- EXERCISE DETAILS
Restate the records exactly. Include all of them.
───── THE INPUT
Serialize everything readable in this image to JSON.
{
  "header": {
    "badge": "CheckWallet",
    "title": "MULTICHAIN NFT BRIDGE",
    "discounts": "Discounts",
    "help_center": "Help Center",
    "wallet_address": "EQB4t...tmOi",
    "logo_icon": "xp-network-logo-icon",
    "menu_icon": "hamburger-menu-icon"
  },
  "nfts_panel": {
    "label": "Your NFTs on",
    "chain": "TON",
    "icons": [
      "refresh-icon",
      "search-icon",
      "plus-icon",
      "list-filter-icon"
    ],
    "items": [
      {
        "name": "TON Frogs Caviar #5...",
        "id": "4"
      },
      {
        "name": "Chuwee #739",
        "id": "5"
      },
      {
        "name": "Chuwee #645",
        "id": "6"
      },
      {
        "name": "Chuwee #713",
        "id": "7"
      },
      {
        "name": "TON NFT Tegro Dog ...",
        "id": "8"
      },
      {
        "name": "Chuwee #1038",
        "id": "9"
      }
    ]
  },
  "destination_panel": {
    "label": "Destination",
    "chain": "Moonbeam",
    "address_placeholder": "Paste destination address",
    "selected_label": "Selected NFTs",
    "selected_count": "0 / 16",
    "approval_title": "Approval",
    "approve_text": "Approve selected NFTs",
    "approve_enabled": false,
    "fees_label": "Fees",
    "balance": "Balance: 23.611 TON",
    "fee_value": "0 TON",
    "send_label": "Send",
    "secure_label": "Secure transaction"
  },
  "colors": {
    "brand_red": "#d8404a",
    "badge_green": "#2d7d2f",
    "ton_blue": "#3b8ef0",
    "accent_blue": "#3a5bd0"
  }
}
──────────
- ANSWER SPACE
Serialize everything readable in this image to JSON.
{
  "header": {
    "badge": "CheckWallet",
    "title": "MULTICHAIN NFT BRIDGE",
    "discounts": "Discounts",
    "help_center": "Help Center",
    "wallet_address": "EQB4t...tmOi",
    "logo_icon": "xp-network-logo-icon",
    "menu_icon": "hamburger-menu-icon"
  },
  "nfts_panel": {
    "label": "Your NFTs on",
    "chain": "TON",
    "icons": [
      "refresh-icon",
      "search-icon",
      "plus-icon",
      "list-filter-icon"
    ],
    "items": [
      {
        "name": "TON Frogs Caviar #5...",
        "id": "4"
      },
      {
        "name": "Chuwee #739",
        "id": "5"
      },
      {
        "name": "Chuwee #645",
        "id": "6"
      },
      {
        "name": "Chuwee #713",
        "id": "7"
      },
      {
        "name": "TON NFT Tegro Dog ...",
        "id": "8"
      },
      {
        "name": "Chuwee #1038",
        "id": "9"
      }
    ]
  },
  "destination_panel": {
    "label": "Destination",
    "chain": "Moonbeam",
    "address_placeholder": "Paste destination address",
    "selected_label": "Selected NFTs",
    "selected_count": "0 / 16",
    "approval_title": "Approval",
    "approve_text": "Approve selected NFTs",
    "approve_enabled": false,
    "fees_label": "Fees",
    "balance": "Balance: 23.611 TON",
    "fee_value": "0 TON",
    "send_label": "Send",
    "secure_label": "Secure transaction"
  },
  "colors": {
    "brand_red": "#d8404a",
    "badge_green": "#2d7d2f",
    "ton_blue": "#3b8ef0",
    "accent_blue": "#3a5bd0"
  }
}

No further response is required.